What if you see a pair of Magpies noisily chasing a hawk away? Or a black swan with a white feather in its beak? What if a kookaburra cheekily swoops down and snatches from your hand that tasty morsel, just before you are about to eat it? Have you had a butterfly alight on your shoulder, or perhaps swallowed a fly? Does your favourite jam have rosellas on the logo? Or did you ever find a pattern of seashells on the beach, or a rock engraved with images by nature? The ways the creatures and other symbols in this book can make an impact in your life are numerous.
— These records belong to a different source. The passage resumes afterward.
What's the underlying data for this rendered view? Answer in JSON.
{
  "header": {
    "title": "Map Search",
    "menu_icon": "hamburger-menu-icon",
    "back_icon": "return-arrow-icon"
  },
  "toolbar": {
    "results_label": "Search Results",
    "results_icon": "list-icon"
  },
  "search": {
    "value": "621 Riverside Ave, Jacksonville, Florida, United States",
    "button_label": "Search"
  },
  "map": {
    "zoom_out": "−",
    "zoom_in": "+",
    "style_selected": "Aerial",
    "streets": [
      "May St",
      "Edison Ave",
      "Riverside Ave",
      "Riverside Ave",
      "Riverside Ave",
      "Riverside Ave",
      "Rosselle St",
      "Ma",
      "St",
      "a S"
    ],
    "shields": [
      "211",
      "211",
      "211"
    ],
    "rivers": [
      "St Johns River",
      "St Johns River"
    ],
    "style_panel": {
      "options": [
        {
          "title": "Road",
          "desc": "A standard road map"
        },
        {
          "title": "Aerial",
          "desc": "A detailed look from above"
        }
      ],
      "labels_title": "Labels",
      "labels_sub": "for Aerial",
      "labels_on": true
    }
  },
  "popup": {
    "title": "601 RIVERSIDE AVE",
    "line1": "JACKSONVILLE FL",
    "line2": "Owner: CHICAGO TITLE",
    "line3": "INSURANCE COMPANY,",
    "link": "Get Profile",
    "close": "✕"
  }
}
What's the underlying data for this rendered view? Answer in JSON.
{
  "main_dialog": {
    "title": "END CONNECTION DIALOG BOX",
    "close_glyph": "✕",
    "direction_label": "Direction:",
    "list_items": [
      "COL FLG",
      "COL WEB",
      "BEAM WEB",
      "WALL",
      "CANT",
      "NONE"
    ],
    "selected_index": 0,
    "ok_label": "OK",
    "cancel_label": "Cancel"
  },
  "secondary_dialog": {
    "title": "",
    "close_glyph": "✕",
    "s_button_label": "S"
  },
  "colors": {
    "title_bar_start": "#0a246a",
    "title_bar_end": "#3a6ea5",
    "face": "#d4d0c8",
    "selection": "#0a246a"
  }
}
The world can be a living oracle through which God/Spirit/Higher Self speaks. Our environment may spark off deeper introspection, and as a ‘side effect,’ provide solutions to dilemmas that may seem insoluble, or bring a sense of peace about them. By regarding the events in your life and dreams as messages, you are, in fact, allowing your brain to access the less-dominant, more intuitive side of your psyche. In seeing something in a new way, or from a different perspective, you are allowing your thought processes to expand to accept new viewpoints in other areas of your life. By taking a fresh approach, or another angle, you are opening yourself up to creative new alternatives and insights.
Divining your own meanings for the symbols in Native Symbols and your life can be a challenge that leads you to exploring archetypes, or patterns, that run like threads through the tapestry of you and your role in the larger world. A symbol will mean different things to different people. For example, a rabbit caught in a trap is welcomed by the grazier who is plagued by them, or the hungry person looking for a feed (unless they are vegetarian); but to a Greenie, it might be a tragic metaphor. It depends, largely, upon what you know about the creature, and any previous experiences with it. In this way, we each perceive things uniquely. Native Symbols, really, is a stepping stone, or starting point, for you to divine and define your own personal meanings.
There are some questions you can ask yourself about the creatures and other symbols you encounter, especially for those ones that have had an impact on you in some way.
What can you learn from the animals and things of nature you meet in your life; what would they say to you if they could speak? What associations does the symbol carry for you? Does it remind you of something from your past? How does it represent your own nature; how is it like you, and not like you?
What is your initial response? Are you drawn to it, awed, repelled, frightened or indifferent? Do you have this same response to anything else in your life?Questions to ask:
In times of difficult decision-making, a question with sometimes funny (or enlightening) answers you can ask yourself is, “if I were my totem, how would I respond to …..?”